All lines of the listing that contain "expense" should be shown in full.

---

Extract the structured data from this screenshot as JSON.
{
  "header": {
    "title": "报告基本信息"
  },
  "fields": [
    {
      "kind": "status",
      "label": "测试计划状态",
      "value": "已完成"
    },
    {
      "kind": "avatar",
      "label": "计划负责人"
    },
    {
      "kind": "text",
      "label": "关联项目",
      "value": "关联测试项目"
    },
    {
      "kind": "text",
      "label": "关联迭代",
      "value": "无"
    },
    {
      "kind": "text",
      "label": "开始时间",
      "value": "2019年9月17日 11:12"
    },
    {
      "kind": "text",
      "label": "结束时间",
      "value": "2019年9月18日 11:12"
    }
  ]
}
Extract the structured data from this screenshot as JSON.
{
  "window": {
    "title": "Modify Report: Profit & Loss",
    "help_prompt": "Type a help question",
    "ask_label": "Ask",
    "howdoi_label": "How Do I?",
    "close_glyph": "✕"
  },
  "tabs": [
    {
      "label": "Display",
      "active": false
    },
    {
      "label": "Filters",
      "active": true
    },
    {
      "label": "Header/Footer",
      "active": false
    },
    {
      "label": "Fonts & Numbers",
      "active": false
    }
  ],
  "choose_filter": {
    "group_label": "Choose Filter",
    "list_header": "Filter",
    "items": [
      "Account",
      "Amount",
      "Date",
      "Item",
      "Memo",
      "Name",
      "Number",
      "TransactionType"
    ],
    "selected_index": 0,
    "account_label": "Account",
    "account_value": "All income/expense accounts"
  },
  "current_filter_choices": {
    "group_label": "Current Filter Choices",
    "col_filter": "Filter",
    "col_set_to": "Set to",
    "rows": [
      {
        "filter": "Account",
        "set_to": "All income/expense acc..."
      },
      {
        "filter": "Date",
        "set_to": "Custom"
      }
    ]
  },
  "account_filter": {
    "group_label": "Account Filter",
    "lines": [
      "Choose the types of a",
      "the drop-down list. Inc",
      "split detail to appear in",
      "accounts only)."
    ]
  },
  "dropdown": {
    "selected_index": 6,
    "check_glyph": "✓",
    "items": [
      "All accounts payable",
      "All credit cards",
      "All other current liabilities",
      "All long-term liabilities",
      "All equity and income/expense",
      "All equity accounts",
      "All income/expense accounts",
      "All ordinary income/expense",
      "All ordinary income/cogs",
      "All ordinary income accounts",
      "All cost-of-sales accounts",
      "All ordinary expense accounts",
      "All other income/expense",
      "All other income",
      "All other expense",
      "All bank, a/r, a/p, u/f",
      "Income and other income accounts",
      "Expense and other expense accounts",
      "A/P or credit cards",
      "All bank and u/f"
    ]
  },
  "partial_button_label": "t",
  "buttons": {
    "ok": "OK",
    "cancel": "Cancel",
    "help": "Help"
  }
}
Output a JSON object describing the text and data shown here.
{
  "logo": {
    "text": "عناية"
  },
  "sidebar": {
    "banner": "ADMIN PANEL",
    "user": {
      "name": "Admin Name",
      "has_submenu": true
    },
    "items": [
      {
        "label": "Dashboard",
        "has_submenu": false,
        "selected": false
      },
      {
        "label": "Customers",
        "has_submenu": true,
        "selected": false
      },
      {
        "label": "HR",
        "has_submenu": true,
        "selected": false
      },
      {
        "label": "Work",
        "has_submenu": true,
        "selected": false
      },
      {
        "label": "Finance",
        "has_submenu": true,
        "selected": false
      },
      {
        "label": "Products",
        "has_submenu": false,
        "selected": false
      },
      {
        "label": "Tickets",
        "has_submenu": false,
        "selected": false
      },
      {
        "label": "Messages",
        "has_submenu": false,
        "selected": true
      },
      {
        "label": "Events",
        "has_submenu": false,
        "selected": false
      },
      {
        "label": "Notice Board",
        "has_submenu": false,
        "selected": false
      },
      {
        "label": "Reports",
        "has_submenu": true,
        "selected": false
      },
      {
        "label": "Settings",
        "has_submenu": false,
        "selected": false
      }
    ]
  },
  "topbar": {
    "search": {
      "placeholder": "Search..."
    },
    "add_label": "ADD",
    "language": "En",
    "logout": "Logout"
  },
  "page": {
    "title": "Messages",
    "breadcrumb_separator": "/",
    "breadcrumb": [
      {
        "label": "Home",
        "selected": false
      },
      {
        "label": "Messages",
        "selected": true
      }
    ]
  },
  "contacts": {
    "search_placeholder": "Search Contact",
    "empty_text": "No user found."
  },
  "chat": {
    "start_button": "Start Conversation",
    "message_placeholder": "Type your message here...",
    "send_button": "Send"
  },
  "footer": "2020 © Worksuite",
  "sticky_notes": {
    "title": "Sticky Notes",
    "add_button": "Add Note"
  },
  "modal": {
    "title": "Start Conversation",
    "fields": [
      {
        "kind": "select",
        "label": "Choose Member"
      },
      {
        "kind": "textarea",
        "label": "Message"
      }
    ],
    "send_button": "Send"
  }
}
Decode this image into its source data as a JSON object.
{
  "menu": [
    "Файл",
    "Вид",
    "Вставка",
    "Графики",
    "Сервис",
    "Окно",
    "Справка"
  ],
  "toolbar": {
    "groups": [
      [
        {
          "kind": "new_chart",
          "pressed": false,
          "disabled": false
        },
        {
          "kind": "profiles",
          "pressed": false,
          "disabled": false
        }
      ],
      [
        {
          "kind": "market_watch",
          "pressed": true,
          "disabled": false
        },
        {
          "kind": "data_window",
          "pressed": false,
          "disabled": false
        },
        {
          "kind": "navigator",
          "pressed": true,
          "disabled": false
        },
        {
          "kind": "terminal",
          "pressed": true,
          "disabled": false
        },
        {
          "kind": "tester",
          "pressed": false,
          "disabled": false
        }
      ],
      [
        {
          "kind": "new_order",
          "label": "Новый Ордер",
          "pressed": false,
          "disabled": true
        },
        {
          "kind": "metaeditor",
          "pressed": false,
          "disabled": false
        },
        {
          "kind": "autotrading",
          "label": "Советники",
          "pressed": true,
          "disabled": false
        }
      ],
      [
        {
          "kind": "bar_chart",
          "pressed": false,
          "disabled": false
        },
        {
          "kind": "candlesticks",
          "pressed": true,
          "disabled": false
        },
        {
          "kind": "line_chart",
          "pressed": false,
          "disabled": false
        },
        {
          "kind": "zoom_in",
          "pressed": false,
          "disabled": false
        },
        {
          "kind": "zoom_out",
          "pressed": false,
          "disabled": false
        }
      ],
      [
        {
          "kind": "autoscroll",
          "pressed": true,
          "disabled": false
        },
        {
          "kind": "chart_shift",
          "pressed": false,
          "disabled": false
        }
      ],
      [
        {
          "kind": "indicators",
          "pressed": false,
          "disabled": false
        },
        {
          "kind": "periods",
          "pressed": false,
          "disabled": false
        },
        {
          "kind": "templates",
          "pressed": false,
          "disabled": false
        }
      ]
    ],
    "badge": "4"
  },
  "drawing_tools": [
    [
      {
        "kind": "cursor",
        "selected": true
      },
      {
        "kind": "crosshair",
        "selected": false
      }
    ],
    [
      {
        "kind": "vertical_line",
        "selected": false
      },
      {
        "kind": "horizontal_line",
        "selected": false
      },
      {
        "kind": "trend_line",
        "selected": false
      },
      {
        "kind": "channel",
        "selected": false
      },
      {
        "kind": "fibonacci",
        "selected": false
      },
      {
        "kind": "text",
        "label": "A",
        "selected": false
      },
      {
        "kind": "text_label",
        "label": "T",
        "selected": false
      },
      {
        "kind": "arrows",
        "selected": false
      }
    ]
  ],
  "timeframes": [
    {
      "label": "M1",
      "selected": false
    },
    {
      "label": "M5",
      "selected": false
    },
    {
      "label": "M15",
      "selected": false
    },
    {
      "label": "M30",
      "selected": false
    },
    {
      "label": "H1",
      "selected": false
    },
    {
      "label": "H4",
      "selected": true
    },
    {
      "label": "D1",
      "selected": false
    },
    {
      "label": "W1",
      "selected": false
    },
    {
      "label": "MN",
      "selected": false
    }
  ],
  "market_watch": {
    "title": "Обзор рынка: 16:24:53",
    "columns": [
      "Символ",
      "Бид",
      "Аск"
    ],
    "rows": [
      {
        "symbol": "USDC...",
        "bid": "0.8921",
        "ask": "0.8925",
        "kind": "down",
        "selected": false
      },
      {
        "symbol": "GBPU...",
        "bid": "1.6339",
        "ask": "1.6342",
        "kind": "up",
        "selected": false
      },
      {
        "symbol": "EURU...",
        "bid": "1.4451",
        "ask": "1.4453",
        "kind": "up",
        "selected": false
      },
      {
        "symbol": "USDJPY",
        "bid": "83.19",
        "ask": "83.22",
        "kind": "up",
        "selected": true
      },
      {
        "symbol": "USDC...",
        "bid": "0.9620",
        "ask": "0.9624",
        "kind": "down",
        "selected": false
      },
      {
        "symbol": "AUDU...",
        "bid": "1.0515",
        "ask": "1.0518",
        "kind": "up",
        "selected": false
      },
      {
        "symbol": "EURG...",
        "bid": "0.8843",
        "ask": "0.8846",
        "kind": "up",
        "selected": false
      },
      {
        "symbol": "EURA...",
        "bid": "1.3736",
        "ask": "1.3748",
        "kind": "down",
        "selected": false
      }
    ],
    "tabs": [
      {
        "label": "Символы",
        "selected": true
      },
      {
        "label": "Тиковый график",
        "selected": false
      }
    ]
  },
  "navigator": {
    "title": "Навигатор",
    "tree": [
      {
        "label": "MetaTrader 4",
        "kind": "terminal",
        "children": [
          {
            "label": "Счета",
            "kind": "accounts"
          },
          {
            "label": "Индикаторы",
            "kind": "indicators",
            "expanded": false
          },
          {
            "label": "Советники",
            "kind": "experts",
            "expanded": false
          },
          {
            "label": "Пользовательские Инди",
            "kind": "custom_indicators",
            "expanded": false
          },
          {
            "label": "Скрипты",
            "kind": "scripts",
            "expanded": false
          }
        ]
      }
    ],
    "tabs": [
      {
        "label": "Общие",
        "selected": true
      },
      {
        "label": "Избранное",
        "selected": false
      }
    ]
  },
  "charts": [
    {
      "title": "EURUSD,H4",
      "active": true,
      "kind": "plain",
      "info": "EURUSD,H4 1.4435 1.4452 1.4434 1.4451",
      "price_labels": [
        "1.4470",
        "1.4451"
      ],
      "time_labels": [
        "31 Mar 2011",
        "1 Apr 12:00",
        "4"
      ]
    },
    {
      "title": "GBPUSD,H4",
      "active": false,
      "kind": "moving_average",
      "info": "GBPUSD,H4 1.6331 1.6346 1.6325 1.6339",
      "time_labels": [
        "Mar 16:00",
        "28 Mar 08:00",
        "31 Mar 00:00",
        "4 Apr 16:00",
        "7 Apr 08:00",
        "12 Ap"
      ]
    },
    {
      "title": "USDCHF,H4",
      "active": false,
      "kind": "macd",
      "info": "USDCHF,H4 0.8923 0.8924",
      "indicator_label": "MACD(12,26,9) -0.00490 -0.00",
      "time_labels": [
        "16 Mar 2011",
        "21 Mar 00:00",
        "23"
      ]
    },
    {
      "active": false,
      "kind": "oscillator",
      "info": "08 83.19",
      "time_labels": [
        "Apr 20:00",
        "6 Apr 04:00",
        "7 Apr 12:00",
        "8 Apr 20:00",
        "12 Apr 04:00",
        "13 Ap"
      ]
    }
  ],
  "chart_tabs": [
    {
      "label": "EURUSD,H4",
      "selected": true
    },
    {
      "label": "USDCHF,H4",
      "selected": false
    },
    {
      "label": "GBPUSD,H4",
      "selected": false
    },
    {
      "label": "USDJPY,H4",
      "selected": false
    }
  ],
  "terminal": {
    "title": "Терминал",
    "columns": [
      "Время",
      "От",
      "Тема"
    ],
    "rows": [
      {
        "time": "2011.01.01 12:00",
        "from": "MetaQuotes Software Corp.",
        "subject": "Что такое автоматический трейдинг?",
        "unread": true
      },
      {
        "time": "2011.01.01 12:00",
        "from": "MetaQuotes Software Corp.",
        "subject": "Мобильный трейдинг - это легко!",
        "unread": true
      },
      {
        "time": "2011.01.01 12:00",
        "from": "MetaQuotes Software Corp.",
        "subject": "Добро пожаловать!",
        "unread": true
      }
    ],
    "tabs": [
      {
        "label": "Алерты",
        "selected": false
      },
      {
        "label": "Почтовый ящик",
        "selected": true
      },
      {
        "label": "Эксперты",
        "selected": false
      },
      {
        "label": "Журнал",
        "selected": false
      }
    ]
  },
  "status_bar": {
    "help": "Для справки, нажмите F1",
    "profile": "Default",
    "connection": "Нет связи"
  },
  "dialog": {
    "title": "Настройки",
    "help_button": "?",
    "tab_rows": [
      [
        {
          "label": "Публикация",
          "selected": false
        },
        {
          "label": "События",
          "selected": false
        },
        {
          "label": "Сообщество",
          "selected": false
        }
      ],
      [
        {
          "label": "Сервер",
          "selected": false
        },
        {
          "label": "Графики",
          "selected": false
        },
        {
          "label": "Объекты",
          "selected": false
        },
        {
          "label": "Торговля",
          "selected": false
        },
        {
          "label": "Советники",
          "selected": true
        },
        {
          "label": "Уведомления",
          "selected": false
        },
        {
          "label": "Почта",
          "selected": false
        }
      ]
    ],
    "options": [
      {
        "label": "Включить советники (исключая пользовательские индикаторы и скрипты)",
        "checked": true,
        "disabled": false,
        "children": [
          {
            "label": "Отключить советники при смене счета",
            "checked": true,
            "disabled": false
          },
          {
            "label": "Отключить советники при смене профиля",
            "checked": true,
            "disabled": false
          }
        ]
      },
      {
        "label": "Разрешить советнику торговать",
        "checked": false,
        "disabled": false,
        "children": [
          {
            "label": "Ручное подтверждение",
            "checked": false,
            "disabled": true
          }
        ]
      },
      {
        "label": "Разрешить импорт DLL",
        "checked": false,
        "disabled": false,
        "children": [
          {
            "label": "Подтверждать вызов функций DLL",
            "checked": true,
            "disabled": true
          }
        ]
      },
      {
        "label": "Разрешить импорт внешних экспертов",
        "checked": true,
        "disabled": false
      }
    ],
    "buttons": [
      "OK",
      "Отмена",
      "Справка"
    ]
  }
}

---

◆ **ANSWER FOR THE TASK**
    "account_value": "All income/expense accounts"
        "set_to": "All income/expense acc..."
      "All equity and income/expense",
      "All income/expense accounts",
      "All ordinary income/expense",
      "All ordinary expense accounts",
      "All other income/expense",
      "All other expense",
      "Expense and other expense accounts",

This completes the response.